Q. 18, Short EAF (Part 1) Impoundments
Short Environmental Assessment Form Workbook
Does the proposed action include construction or other activities that result in the impoundment of water or other liquids (e.g. retention pond, waste lagoon, dam)?
If Yes, explain purpose and size:
This question explores whether the proposed project includes any activities that will result in the impoundment of liquids. Impoundments can include recreational ponds, retention ponds built to control stormwater runoff, waste lagoons, or dams. Liquids stored behind a dam or in an impoundment represents potential energy which can create a hazard to life and property located downstream of the dam. Construction of impoundments can also adversely impact natural resources, negatively impact water supplies, or create breeding locations for disease carrying mosquitoes. Clearing, grading, and excavation of an impoundment will remove vegetation, can disrupt wildlife habitats, and can impact the natural flow of water. These are topics that the reviewing agency will need to explore in Part 2 when determining what impacts may occur and how significant they might be. In answering this question, the applicant may also identify permits that would be required or construction standards that will need to be followed for a proposed impoundment.
Answering the Question
Answer no if no impoundment will be constructed as part of your project.
Answer yes if some kind of impoundment will be constructed as part of your project, and describe the purpose and size. For example, "A stormwater retention pond will be constructed to control water runoff from the project and will be ¼ acre in size."
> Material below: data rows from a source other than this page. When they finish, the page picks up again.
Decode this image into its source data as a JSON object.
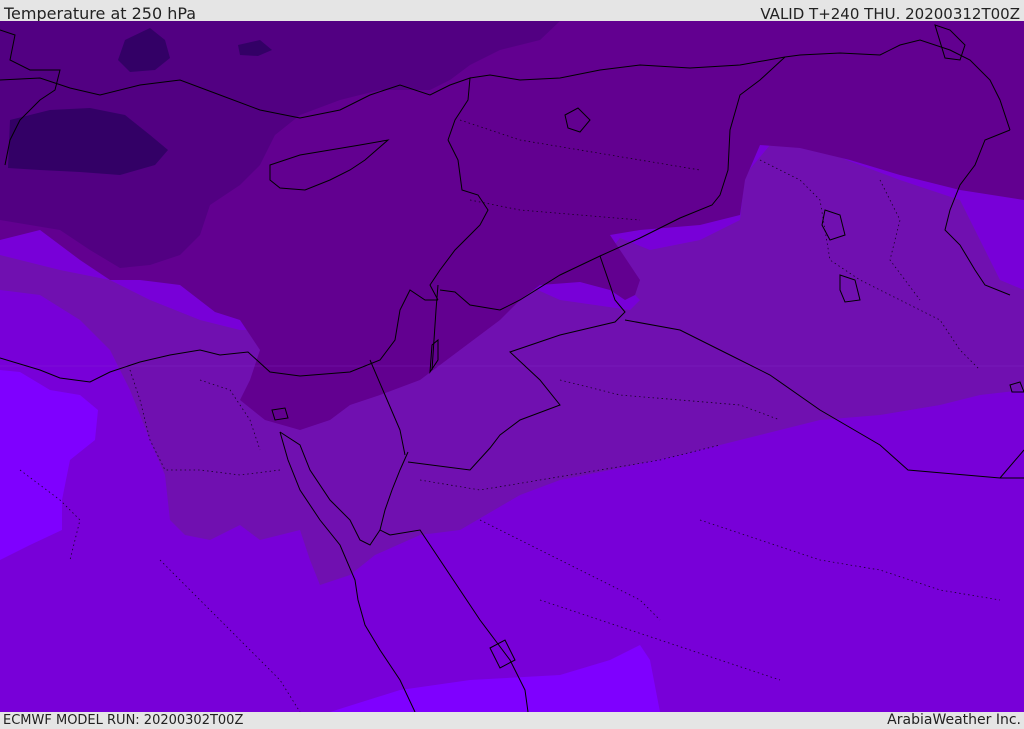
{
  "header": {
    "title": "Temperature at 250 hPa",
    "valid": "VALID T+240 THU. 20200312T00Z"
  },
  "footer": {
    "model_run": "ECMWF MODEL RUN: 20200302T00Z",
    "credit": "ArabiaWeather Inc."
  },
  "map": {
    "colors": {
      "band_darkest": "#330066",
      "band_dark": "#520082",
      "band_mid": "#620090",
      "band_light": "#7010b0",
      "band_bright": "#7800d8",
      "band_brightest": "#7f00ff",
      "coastline": "#000000"
    }
  }
}
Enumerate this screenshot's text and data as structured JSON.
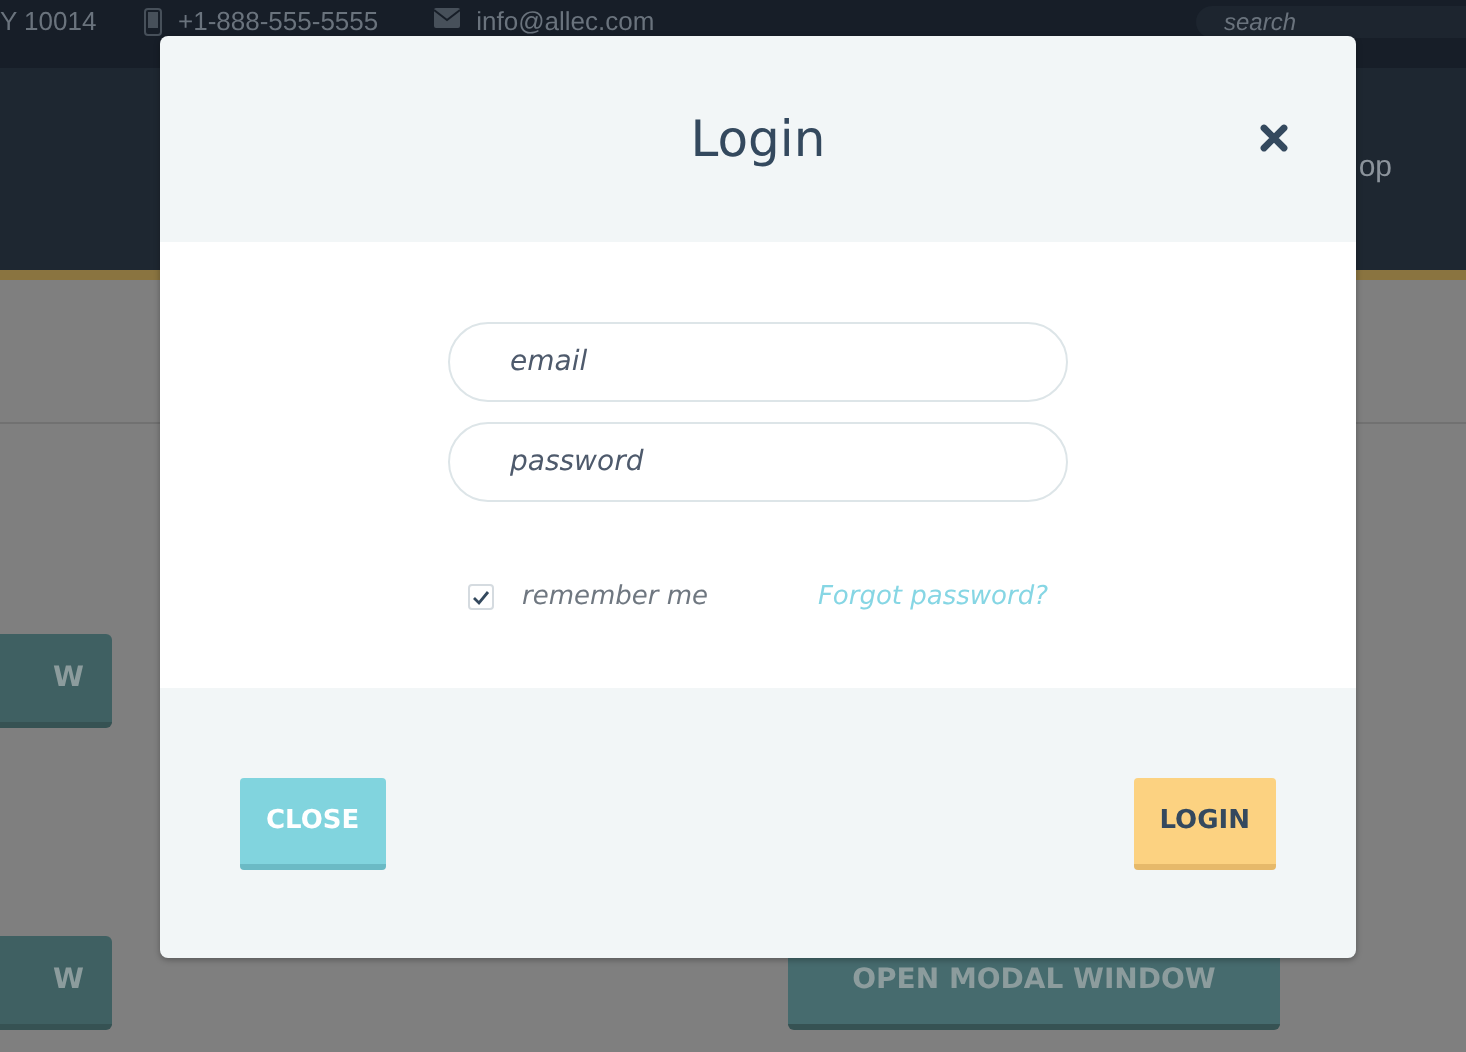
{
  "top_bar": {
    "address": "Y 10014",
    "phone": "+1-888-555-5555",
    "email": "info@allec.com",
    "search": {
      "placeholder": "search"
    }
  },
  "header": {
    "nav_item": "op"
  },
  "page_buttons": [
    {
      "label": "W"
    },
    {
      "label": "W"
    },
    {
      "label": "OPEN MODAL WINDOW"
    }
  ],
  "modal": {
    "title": "Login",
    "fields": [
      {
        "placeholder": "email"
      },
      {
        "placeholder": "password"
      }
    ],
    "remember": {
      "label": "remember me",
      "checked": true
    },
    "forgot_link": "Forgot password?",
    "buttons": [
      {
        "label": "CLOSE",
        "kind": "secondary"
      },
      {
        "label": "LOGIN",
        "kind": "primary"
      }
    ]
  }
}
For More Information
In order to construct a pond or impoundment properly, technical assistance is necessary for the siting and design. If an impoundment is being created by constructing a dam, you will need to hire a licensed professional engineer. Some assistance may be available on a limited basis through the USDA Natural Resource Conservation Service, the county Soil and Water Conservation Service, and the county Cornell Cooperative Extension offices. Please contact them for more information and for the names of consultants in your area that can help with the design and siting of a pond or impoundment.
Depending on the type of impoundment, a permit may be required. You may require a Dam Safety Permit, a Stream Protection Permit, a Freshwater Wetland Permit, a Mined Land Reclamation Permit or other approvals. To determine if a proposed impoundment site contains a protected resource or construction involves activities that will require a permit from the NYSDEC, contact the Regional Permit Administrator responsible for the area in which the pond or impoundment is to be located.
Other Useful Links
- Guidelines for Design of Dams (PDF, 139 KB)
- Dam Safety
- Constructing Recreational and Farm Ponds
- Pond Brochure (Creating a Pond) (PDF, 105 KB)